 (Trish Gannon Special to / The Spokesman-Review)

Dozens of homes and residents near Clark Fork, Idaho, were stranded after rain-swollen creeks washed out two roads Tuesday afternoon. The warm, wet weather dumped nearly a foot of rain in portions of the region.

County, state and railroad crews planned to work through the night to free a large debris jam that threatened to take out a major railroad bridge, said Barbara Babic, spokeswoman for the Idaho Transportation Department.

“We’re hoping to dodge a bullet,” Babic said Tuesday. “It’s about 50 or 60 feet of debris. Trees are coming down. It’s not just little twigs and whatnot.”

Upper Pack River Road at Hellroaring Creek was closed because of flooding, according to Bonner County’s road department. Spring Creek Road leading into Clark Fork also washed out near the confluence of Lightning and Spring creeks.

The Spring Creek Road washout stranded the occupants of 100 to 150 homes above the washout. A shelter was set up to assist stranded residents, but crews late Tuesday afternoon had not been able to help anyone upstream of the washouts.

“We’re trying to get rock in there, but it keeps washing away,” a Bonner County public works employee said. “The water is really coming down.”

North Idaho, like much of the Northwest, has been pounded by warm rain in recent days, delivered by a “pineapple express” weather system, according to a spokesman with the National Weather Service office in Spokane.

About 9 inches of rain fell between Monday afternoon and Tuesday afternoon in the headwaters of Lightning Creek. On Tuesday afternoon alone, nearly 3 inches was recorded at Bear and Schweitzer mountains.

The heaviest rain appears to have passed, according Ron Miller, a weather service forecaster.

“We’re expecting it to end overnight,” he said. “Things should not get any worse than they already are.”

People living near streams should watch for rapidly rising water, according to a statement by the agency Tuesday.

Compounding the trouble is sporadic phone outages around the region, including in much of Bonner County. Calls could not be placed to the administration number for the Sheriff’s Department.

So far, state Highway 200 remains open. The bridge over Clark Fork River is safe, Babic said.

Railroad crews are using a crane to free a debris jam upstream from the Lightning Creek trestle, just west of Clark Fork.

The state is supplying a generator to provide enough light for crews.

About 25 students at Clark Fork Junior/Senior High School and Hope Elementary School were unable to take their usual school bus home Tuesday because of the Spring Creek Road washouts.

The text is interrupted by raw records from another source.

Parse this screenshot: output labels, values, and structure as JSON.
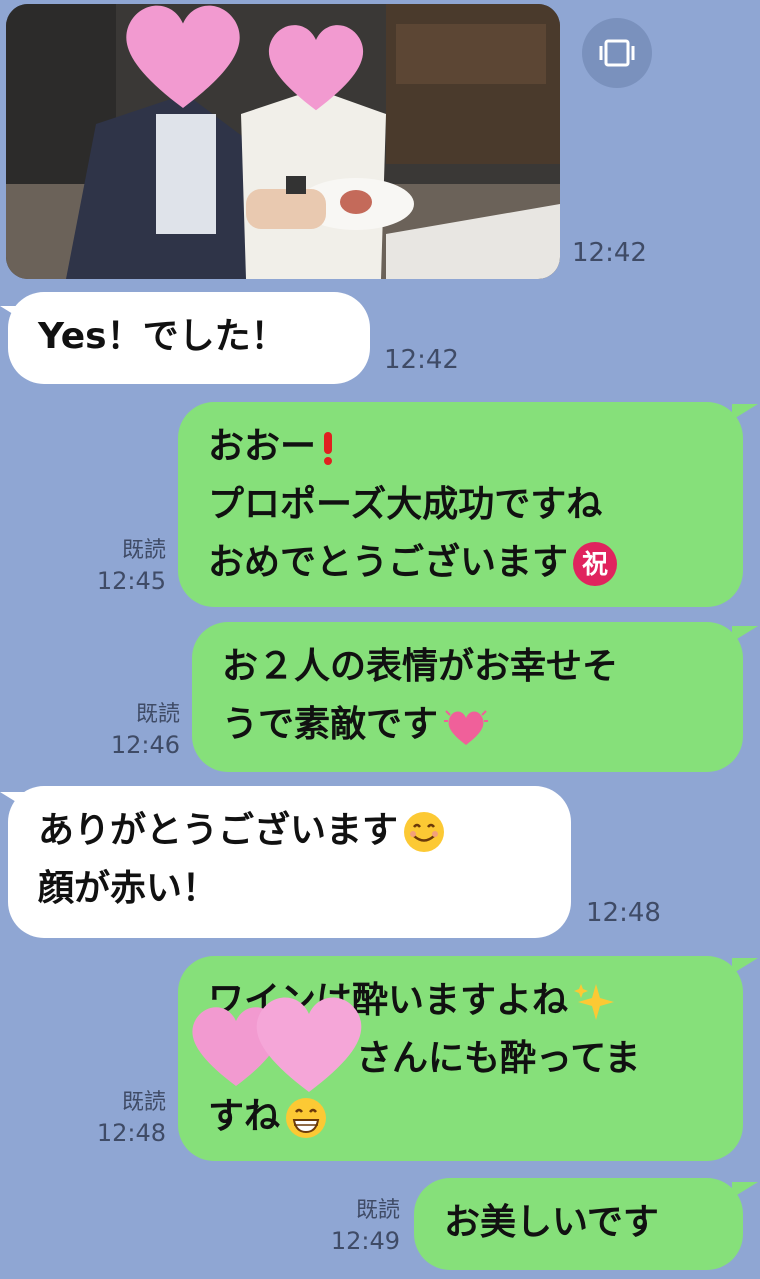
{
  "messages": [
    {
      "type": "image",
      "time": "12:42"
    },
    {
      "type": "text",
      "lines": [
        "Yes！でした！"
      ],
      "time": "12:42"
    },
    {
      "type": "text",
      "lines": [
        "おおー",
        "プロポーズ大成功ですね",
        "おめでとうございます"
      ],
      "read": "既読",
      "time": "12:45"
    },
    {
      "type": "text",
      "lines": [
        "お２人の表情がお幸せそ",
        "うで素敵です"
      ],
      "read": "既読",
      "time": "12:46"
    },
    {
      "type": "text",
      "lines": [
        "ありがとうございます",
        "顔が赤い！"
      ],
      "time": "12:48"
    },
    {
      "type": "text",
      "lines": [
        "ワインは酔いますよね",
        "さんにも酔ってま",
        "すね"
      ],
      "read": "既読",
      "time": "12:48"
    },
    {
      "type": "text",
      "lines": [
        "お美しいです"
      ],
      "read": "既読",
      "time": "12:49"
    }
  ],
  "icons": [
    "expand-icon",
    "exclamation-emoji",
    "celebration-emoji",
    "beating-heart-emoji",
    "smiling-face-emoji",
    "sparkles-emoji",
    "grinning-face-emoji",
    "heart-sticker"
  ],
  "colors": {
    "background": "#8fa6d3",
    "sent_bubble": "#86e07a",
    "received_bubble": "#ffffff"
  }
}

School officials called the parents of those students and told them they need to find another way to get their children home, said Dick Cvitanich, superintendent of the Lake Pend Oreille School District.

A shelter in Clark Fork has 50 beds, and the local senior center is providing meals, Cvitanich said.

A few students living past the first 6 1/2 miles of Upper Pack Road couldn’t make it to school Tuesday morning because of the road conditions, Cvitanich said.

Rivers across the region are roaring with rainwater, according to measurements taken by remote monitoring stations run by the U.S. Geological Survey.

The north fork of the Coeur d’Alene River near Prichard, Idaho, is flowing at 2,310 cubic feet of water per second, or 10 times its normal flow for the day and twice as high as the previous high water mark for the date, set 50 years ago.

The river had not spilled over its bank as of Tuesday afternoon, said Joe Peak, owner of the Enaville Resort. Many hunters are in the surrounding national forest, and some have campers parked along the river.

“You could walk across the Little North Fork Friday,” Peak said.

“You won’t be doing that now.”